Filter the data below, keeping only lines that contain "shading".

>>>

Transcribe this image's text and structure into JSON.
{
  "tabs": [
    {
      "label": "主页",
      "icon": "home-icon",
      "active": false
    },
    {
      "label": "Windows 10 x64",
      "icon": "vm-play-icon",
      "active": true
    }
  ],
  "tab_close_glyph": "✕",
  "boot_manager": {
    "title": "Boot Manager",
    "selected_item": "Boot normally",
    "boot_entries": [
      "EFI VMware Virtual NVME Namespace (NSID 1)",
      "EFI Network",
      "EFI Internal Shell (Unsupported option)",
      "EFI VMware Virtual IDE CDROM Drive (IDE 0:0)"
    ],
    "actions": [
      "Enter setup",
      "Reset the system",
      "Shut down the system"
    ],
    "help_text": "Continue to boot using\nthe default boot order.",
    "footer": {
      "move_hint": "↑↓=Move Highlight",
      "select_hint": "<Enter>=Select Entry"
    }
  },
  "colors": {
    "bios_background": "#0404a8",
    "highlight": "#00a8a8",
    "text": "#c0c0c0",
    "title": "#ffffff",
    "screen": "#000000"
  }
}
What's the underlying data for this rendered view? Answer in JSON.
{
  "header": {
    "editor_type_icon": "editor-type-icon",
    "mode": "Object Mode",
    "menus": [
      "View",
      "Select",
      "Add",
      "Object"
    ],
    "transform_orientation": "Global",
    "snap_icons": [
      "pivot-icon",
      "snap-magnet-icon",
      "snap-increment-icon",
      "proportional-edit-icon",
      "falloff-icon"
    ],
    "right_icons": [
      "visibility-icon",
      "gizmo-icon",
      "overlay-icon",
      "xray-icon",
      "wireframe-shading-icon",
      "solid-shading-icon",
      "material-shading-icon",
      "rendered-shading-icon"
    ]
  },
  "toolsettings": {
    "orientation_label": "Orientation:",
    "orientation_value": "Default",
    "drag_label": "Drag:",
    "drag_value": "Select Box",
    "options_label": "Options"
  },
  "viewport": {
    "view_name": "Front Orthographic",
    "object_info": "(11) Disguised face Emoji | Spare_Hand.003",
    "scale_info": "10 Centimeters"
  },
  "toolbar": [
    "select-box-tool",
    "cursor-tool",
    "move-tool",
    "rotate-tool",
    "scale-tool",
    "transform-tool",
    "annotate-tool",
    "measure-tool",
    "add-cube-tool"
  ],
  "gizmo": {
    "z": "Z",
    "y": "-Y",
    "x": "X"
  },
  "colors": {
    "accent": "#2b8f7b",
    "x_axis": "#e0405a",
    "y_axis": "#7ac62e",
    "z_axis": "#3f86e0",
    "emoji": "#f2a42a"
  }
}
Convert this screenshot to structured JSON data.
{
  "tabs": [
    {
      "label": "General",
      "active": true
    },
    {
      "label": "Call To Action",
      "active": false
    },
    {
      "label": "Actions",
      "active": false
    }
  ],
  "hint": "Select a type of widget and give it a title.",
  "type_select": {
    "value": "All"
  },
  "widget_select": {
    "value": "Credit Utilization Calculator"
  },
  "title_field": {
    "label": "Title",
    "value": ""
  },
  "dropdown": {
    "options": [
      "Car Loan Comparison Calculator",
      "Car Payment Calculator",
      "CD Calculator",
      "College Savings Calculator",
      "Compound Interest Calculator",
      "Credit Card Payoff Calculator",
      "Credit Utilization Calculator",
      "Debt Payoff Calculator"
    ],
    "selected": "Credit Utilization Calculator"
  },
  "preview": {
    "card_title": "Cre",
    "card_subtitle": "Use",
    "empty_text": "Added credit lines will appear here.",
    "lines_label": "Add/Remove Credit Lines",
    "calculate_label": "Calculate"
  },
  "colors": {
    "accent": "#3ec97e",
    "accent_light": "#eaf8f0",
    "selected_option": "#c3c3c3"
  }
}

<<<

- FINISHED TASK -
      "wireframe-shading-icon",
      "solid-shading-icon",
      "material-shading-icon",
      "rendered-shading-icon"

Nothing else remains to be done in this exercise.